This is what I love to do. I love to borrow back words the Church has claimed for its own and re-introduce them into a more universal context. Anamnesis is such a word, a wonderful word. In the Church, it’s associated by the act of remembrance, with the death, resurrection and ascension of Christ. The word comes to us from the Greek, and it can mean as well, the remembering of things from a previous existence. Literally, it means a loss of forgetfulness, and it’s that silken nuance of the phrase that intrigues me. We can easily say that to lose forgetfulness is simply to remember, that it’s nothing more than a question of semantics. This is what fascinates me, though. Remembering becomes a two-step process. First, we have to lose, or release, our forgetfulness. Only then, in step two, will we be able to remember.

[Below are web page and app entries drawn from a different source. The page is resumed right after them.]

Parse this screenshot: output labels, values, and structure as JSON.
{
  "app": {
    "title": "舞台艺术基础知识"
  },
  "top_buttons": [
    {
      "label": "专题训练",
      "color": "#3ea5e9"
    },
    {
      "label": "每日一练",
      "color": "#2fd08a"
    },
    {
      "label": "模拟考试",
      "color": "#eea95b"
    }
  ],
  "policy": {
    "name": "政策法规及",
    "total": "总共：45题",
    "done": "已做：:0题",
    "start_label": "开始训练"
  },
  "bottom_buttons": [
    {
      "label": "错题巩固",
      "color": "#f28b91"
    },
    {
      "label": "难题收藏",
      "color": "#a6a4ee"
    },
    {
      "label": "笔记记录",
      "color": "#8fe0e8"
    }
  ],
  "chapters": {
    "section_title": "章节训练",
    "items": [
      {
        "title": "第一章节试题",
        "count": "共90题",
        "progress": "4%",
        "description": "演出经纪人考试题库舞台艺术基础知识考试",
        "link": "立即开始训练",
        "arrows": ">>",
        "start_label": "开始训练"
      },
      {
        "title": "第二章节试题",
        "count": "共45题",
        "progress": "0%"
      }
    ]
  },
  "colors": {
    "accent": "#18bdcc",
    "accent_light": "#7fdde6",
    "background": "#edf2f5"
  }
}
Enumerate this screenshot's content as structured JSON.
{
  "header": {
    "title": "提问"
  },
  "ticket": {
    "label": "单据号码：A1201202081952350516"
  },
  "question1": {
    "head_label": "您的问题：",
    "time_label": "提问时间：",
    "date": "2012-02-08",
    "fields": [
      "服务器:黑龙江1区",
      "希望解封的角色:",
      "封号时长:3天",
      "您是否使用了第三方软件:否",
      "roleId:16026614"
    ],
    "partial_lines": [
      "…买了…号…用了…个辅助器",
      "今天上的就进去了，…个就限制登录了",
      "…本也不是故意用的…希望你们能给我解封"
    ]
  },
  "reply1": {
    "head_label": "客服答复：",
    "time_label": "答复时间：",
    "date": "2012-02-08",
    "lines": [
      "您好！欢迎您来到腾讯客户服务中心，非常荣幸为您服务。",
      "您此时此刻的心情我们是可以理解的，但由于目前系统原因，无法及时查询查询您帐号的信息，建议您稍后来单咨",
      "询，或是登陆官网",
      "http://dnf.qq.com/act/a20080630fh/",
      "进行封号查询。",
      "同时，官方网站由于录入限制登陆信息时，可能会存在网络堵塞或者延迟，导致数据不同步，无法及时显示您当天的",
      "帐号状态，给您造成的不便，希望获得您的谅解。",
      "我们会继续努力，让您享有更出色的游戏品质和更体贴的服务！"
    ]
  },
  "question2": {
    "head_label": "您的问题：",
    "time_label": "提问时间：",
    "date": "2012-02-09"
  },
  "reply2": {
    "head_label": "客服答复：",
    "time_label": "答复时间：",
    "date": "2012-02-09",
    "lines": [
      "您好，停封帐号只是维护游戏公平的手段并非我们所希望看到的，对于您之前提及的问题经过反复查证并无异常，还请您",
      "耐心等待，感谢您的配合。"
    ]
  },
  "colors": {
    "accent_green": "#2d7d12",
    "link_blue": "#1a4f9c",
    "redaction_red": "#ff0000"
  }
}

This is a good time for an art project. I am thinking of a collage in particular, something not too threatening. Finger painting would do as well. As you’re settling in with the materials, hold in mind this question: What have you forgotten? Color? Shapes? Making messes? The art of play? Have you forgotten what it’s like to engage in something and not worry about outcome? Have you forgotten to listen to your own inner knowing, your inner teacher? Take this project outside, if you can, and ask the same questions of the wind as it breathes through your hair, the songs of the early robins or the peepers, the rustle of grass, the smell of the season. What of your forgetfulness do you need to lose in order to know your place within the earth community?